With asthma sufferers identified as at-risk during the Covid-19 crisis, research on how lung cells respond when they meet an asthmatic trigger is especially important, writes Hazel Dunbar, Department of Biology

Ireland currently has the fourth highest prevalence of asthma in the world, which costs the Irish state €472 million per annum. Despite this, severe asthma is commonly over-looked as a life-threatening disease, even though it is the cause of approximately 61 deaths in Ireland every year. According to the HSE and the Asthma Society of Ireland, people with asthma have been classed in the at-risk group for COVID-19, meaning that it is highly important that they manage their respiratory condition during this time. 

Asthma is the most common chronic condition in Ireland, where it affects one in 13 people. It's classified as a medical condition which affects the airways, often compromising the natural inhalation and exhalation of air and can develop at any point in life (although it usually arises in childhood). Common symptoms often involve chronic wheezing, chest tightening, coughing and a shortness of breath. The onset of asthma may be triggered by dust, pollution, cigarette smoke or even an atmospheric change in weather. Some families may also have a genetic predisposition for this condition, meaning they will be at an increased risk when they encounter such triggers. 
Asthma can be divided into several categories such as allergic, occupational or even exercise-onset broncho-restriction (narrowing of the windpipe), based on the origin of the trigger or allergen. When the airways of an asthmatic become over-sensitive in response to environmental factors, they may experience an asthma attack. An attack is defined as a sudden onset of elevated symptoms, where one could experience a tightening of the chest cavity due to the narrowing of the airways and an overproduction of mucus, resulting in difficulty breathing. In more severe asthmatics, the repetitive wheezing and uncontrolled production of mucus can cause damage and inflammation to the delicate airways by remodelling their structure over time. 
People with a compromised immune system, such as the elderly, are at a higher risk of developing this airway-focused condition. The immune system is our body's form of defence against disease and infection. If it is not working correctly, allergens such as dust which we regularly inhale on a daily basis may begin to cause problems within the airways. When the immune system of an asthmatic is compromised, it becomes difficult to maintain a stable form of this condition. Currently, only 60% of the asthmatic population in Ireland have their asthma under control. 
There is currently no cure for asthma.

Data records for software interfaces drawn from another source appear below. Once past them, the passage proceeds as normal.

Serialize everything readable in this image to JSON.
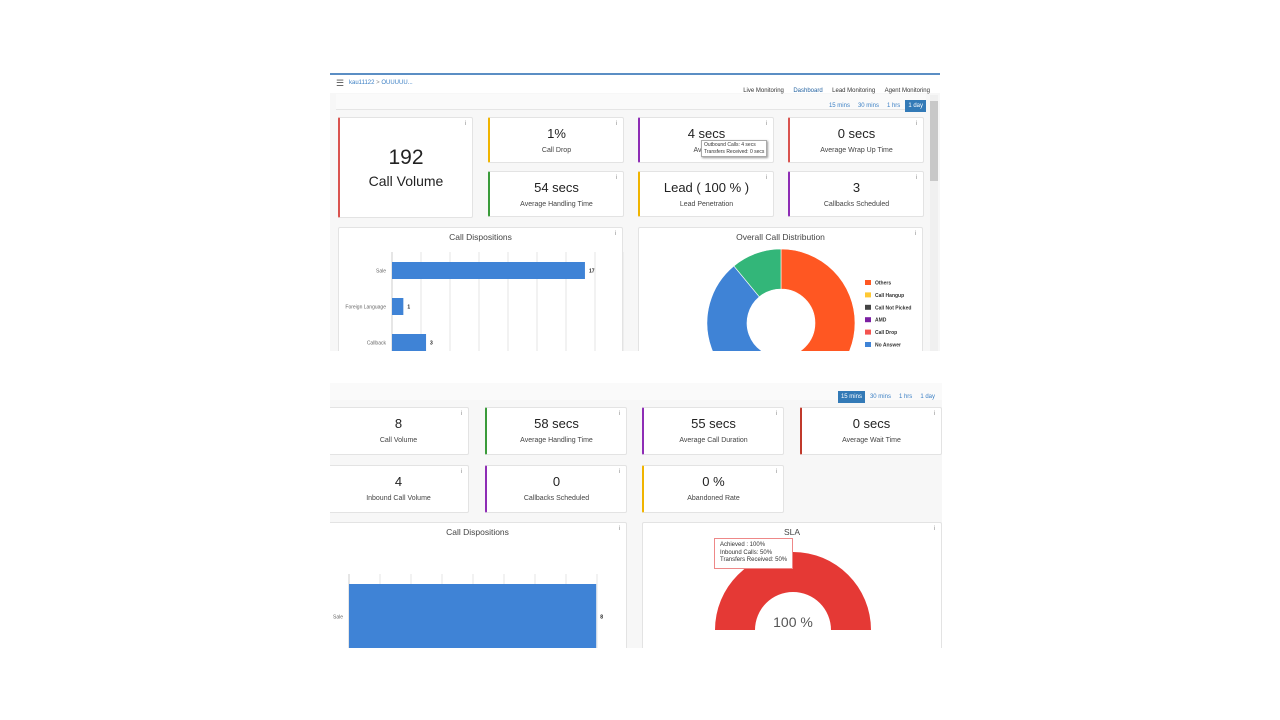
{
  "top": {
    "breadcrumb": [
      "kau11122",
      "OUUUUU..."
    ],
    "breadcrumb_sep": ">",
    "nav": [
      {
        "label": "Live Monitoring",
        "active": false
      },
      {
        "label": "Dashboard",
        "active": true
      },
      {
        "label": "Lead Monitoring",
        "active": false
      },
      {
        "label": "Agent Monitoring",
        "active": false
      }
    ],
    "time_filters": [
      {
        "label": "15 mins",
        "active": false
      },
      {
        "label": "30 mins",
        "active": false
      },
      {
        "label": "1 hrs",
        "active": false
      },
      {
        "label": "1 day",
        "active": true
      }
    ],
    "big_card": {
      "value": "192",
      "label": "Call Volume",
      "color": "#d9534f"
    },
    "cards": [
      {
        "value": "1%",
        "label": "Call Drop",
        "color": "#f0b400"
      },
      {
        "value": "4 secs",
        "label": "Average",
        "color": "#8e2db5"
      },
      {
        "value": "0 secs",
        "label": "Average Wrap Up Time",
        "color": "#d9534f"
      },
      {
        "value": "54 secs",
        "label": "Average Handling Time",
        "color": "#3a9b3a"
      },
      {
        "value": "Lead  ( 100 % )",
        "label": "Lead Penetration",
        "color": "#f0b400"
      },
      {
        "value": "3",
        "label": "Callbacks Scheduled",
        "color": "#8e2db5"
      }
    ],
    "tooltip": [
      "Outbound Calls: 4 secs",
      "Transfers Received: 0 secs"
    ],
    "info_icon": "i"
  },
  "bottom": {
    "time_filters": [
      {
        "label": "15 mins",
        "active": true
      },
      {
        "label": "30 mins",
        "active": false
      },
      {
        "label": "1 hrs",
        "active": false
      },
      {
        "label": "1 day",
        "active": false
      }
    ],
    "cards": [
      {
        "value": "8",
        "label": "Call Volume",
        "color": ""
      },
      {
        "value": "58 secs",
        "label": "Average Handling Time",
        "color": "#3a9b3a"
      },
      {
        "value": "55 secs",
        "label": "Average Call Duration",
        "color": "#8e2db5"
      },
      {
        "value": "0 secs",
        "label": "Average Wait Time",
        "color": "#c0392b"
      },
      {
        "value": "4",
        "label": "Inbound Call Volume",
        "color": ""
      },
      {
        "value": "0",
        "label": "Callbacks Scheduled",
        "color": "#8e2db5"
      },
      {
        "value": "0 %",
        "label": "Abandoned Rate",
        "color": "#f0b400"
      }
    ],
    "sla_tooltip": [
      "Achieved : 100%",
      "Inbound Calls: 50%",
      "Transfers Received: 50%"
    ]
  },
  "chart_data": [
    {
      "type": "bar",
      "orientation": "horizontal",
      "title": "Call Dispositions",
      "categories": [
        "Sale",
        "Foreign Language",
        "Callback"
      ],
      "values": [
        17,
        1,
        3
      ],
      "color": "#3f83d6"
    },
    {
      "type": "pie",
      "donut": true,
      "title": "Overall Call Distribution",
      "slices": [
        {
          "name": "Others",
          "value": 50,
          "color": "#ff5722"
        },
        {
          "name": "",
          "value": 39,
          "color": "#3f83d6"
        },
        {
          "name": "",
          "value": 11,
          "color": "#33b679"
        }
      ],
      "legend": [
        {
          "name": "Others",
          "color": "#ff5722"
        },
        {
          "name": "Call Hangup",
          "color": "#ffc933"
        },
        {
          "name": "Call Not Picked",
          "color": "#444444"
        },
        {
          "name": "AMD",
          "color": "#7b1fa2"
        },
        {
          "name": "Call Drop",
          "color": "#f4534f"
        },
        {
          "name": "No Answer",
          "color": "#3f83d6"
        }
      ],
      "legend_position": "right"
    },
    {
      "type": "bar",
      "orientation": "horizontal",
      "title": "Call Dispositions",
      "categories": [
        "Sale"
      ],
      "values": [
        8
      ],
      "color": "#3f83d6"
    },
    {
      "type": "gauge",
      "title": "SLA",
      "value": 100,
      "max": 100,
      "label": "100 %",
      "color": "#e53935"
    }
  ]
}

However, there are therapies available which act by targeting the associated symptoms and subsequently improve breathing and quality of life. First line treatment for asthma involves the use of an inhaler to deliver steroids, known as corticosteroids, to the lungs. 
Inhalers can be categorised as controllers which are brown in colour or relievers which are blue. Controllers are preventative and are taken daily in contrast to relievers, which are only taken when there is an increase of symptoms. These steroids administered through inhalers or nebulisers work to relax the muscles around the airways, allowing them to widen for easier breathing. The problem associated with steroids is that they do not fully resolve the underlying problem within the airways, as their primary function is to aid the reduction of asthmatic symptoms. 
Although some steroids can target the cells and muscles within the lungs to alleviate symptoms, they do not have the ability to fully suppress the immune response which is activated through the inhalation of allergens or other triggers. In order to find a cure for this chronic disease, we must understand and resolve the dysregulated immune system associated with asthma at a cellular level. Just like when you see a puddle of water, you wouldn’t mop it up without first checking where it is coming from.  
Funded under the Irish Research Council Laureate Award, our goal in the Cellular Immunology Laboratory is to investigate what is happening within the lungs of severe asthmatics through basic fundamental science. We aim to do this by obtaining a thorough understanding of how the cells in the lungs respond when coming face to face with an asthmatic trigger, how they communicate and what they produce. 
Our laboratory works on cells known as mesenchymal stromal cells, which are found in our bone marrow, adipose tissue or even in the umbilical cord. These cells are known for their pro-repair and immune-calming effects. This family of cells boast several anti-inflammatory properties, and our laboratory has previously shown that they have the ability to calm the over-reactive immune response linked to asthma. 
Our goal is to investigate what is happening within the lungs of severe asthmatics through basic fundamental science  
Like humans, the cells in our body have the ability to communicate with each other by releasing signals. Within the lungs of both asthmatics and non-asthmatics, there is a naturally occurring molecule known as macrophage migration inhibitory factor, MIF for short. We know that within the microenvironment of the lung, MIF regularly talks to our cells of interest. Severe asthmatics produce higher levels of this protein, which hypothetically, can be used to our advantage to boost the calming powers of MSCs. 
In the future, we hope that our research will help identify a new target which can be used for the development of a novel therapy for severe asthmatics. Only through fully understanding the interactions within the asthmatic lung, will this chronic respiratory condition be treated effectively and efficiently.